"South Korea is (a) divided nation, so I think the Pope's visit is important for us because he always cares about the people who are poor or in conflict," Charlotte Huh told CNA Aug. 14.

"If he gives us a message peace and reconciliation then Korea will change, or step forward to a good future with hope."

Huh is originally from South Korea's second largest city of Busan, and has been working with the Korean Broadcasting System for the past five months.

Founded in 1927, KBS is the largest out of the four key television networks in South Korea, and it also serves as the host organization for international media traveling to cover Pope Francis' trip.

Huh explained that "this is a big event and the Pope's coming is meaningful for me. I want to deliver the Pope's message to viewers. I think he will give us a hopeful message."

Pope Francis' South Korean visit was announced in March, following an invitation from South Korean president Park Geun-hye and the bishops of Korea. The visit began Aug. 14 with a special arrival ceremony at the apostolic nunciature and a courtesy visit to the presidential palace.

After his visit to the presidential palace and address to President Park, the first woman in the country to be elected, the Pope met with local bishops.

In their coverage of the event, Huh explained that KBS has "a lot of branches" extending over different areas of society. Huh works with the cultural branch that is in charge of reporting on the papal visit; she usually reports on social affairs and local news.

Since not everyone is allowed to attend the papal events, local journalists are attempting bring "other issues about the Pope's visit" into the spotlight, she observed.

"Like in my case I am reporting on foreign press visiting Korea, security, volunteers, and people who are waiting for the Pope's visit," she said. 

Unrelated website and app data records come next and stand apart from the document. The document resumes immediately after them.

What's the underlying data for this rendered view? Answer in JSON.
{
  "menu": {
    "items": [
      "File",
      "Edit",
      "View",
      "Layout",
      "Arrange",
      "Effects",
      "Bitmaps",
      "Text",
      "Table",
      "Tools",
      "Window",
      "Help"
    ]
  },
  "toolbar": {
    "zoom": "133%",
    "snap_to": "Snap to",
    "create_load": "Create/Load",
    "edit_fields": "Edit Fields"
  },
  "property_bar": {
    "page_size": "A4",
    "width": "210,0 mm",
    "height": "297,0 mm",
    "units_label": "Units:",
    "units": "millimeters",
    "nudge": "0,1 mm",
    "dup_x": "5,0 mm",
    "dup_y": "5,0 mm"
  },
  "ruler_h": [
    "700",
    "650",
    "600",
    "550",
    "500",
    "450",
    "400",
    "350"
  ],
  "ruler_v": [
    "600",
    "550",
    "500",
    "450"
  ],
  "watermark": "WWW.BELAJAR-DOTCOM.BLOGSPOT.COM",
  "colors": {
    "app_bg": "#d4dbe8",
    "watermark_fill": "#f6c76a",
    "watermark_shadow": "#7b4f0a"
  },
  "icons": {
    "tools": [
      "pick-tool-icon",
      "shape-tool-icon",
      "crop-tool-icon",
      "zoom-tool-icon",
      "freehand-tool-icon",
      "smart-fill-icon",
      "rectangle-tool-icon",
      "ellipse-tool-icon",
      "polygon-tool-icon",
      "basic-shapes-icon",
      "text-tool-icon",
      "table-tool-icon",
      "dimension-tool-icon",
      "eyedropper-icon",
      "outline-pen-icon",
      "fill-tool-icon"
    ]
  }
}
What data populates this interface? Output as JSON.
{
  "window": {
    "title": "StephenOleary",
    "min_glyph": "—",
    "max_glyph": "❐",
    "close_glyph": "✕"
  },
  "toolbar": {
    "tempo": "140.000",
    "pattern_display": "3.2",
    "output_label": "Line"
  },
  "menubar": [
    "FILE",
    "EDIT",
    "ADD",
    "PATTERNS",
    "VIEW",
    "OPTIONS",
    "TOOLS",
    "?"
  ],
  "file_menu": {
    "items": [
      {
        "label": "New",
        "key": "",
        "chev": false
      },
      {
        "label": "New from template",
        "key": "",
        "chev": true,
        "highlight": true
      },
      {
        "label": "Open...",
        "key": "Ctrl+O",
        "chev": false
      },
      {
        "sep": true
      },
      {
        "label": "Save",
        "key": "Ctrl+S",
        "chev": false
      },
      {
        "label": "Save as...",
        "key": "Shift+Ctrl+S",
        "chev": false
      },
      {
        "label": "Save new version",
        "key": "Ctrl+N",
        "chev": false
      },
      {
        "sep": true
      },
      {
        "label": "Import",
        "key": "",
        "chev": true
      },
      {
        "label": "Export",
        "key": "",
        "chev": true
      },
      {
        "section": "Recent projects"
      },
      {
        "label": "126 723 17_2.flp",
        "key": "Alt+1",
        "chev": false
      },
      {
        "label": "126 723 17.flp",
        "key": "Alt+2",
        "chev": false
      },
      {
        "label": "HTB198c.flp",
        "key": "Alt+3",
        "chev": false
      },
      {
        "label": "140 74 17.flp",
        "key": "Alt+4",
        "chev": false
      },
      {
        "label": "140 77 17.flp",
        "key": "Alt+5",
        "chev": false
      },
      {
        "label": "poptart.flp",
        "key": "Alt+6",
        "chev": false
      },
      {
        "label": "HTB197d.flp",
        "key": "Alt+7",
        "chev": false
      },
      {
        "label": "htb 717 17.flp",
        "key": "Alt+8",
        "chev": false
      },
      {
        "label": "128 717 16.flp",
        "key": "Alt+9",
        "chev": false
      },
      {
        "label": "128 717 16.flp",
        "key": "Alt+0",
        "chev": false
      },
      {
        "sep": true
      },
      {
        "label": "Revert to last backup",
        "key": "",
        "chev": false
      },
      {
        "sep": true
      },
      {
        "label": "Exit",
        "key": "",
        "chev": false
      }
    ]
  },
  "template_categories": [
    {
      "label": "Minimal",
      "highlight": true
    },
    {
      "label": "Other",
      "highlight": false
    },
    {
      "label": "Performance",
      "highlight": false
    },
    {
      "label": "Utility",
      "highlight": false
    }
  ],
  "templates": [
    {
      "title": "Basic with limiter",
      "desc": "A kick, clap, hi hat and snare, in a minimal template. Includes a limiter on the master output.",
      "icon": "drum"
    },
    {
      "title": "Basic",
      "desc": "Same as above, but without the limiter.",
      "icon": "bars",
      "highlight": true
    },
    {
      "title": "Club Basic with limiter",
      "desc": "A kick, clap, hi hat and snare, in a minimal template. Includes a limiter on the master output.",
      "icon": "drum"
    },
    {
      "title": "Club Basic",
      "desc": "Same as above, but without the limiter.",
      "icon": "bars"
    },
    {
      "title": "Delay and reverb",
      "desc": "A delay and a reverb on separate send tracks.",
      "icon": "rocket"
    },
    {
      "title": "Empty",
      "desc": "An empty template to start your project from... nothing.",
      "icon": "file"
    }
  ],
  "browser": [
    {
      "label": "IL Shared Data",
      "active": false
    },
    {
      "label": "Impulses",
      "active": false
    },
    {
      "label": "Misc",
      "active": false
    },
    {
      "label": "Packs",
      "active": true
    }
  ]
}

Pope Francis' presence in South Korea marks his first trip to Asia as pontiff, and is the first time a Pope has visited the country since John Paul II came in 1989.

Because of this "many foreign journalists are visiting Korea and they want to spread the message of the Pope," Huh noted, and said she will find it interesting how international agencies "are covering this big event."

University student Sun-Joo Pae, 21, studies metalwork but is helping the television network in their 24 hour live broadcast of the Pope's events and audiences by providing information to international media in English.

Hired only for the week of the papal visit, Pae explained to CNA Aug. 14 that she is "very excited and very proud of KBS" because "I am very young, I'm a college student, and this is my first time doing translation."

"It's very humbling to have these things and to explain (them) to the international press, who are from very famous agencies. So it's very humbling for me."

Although she is not Catholic, Pae is Christian and explained that the Pope's presence in her country is "very welcoming. I'm pretty excited to see him on television and tell the foreign press about him. It's very exciting."

"I heard that the reason for his visit, the biggest reason, was for the Asian Youth Day, and you know, I'm the youth who is in Asia, so I would like to search for what he said after the event," she explained.

"I'm not Catholic, but I'm very pretty excited because Catholics and Christians are very similar, so I would like to search for (what he says) and see it after this event."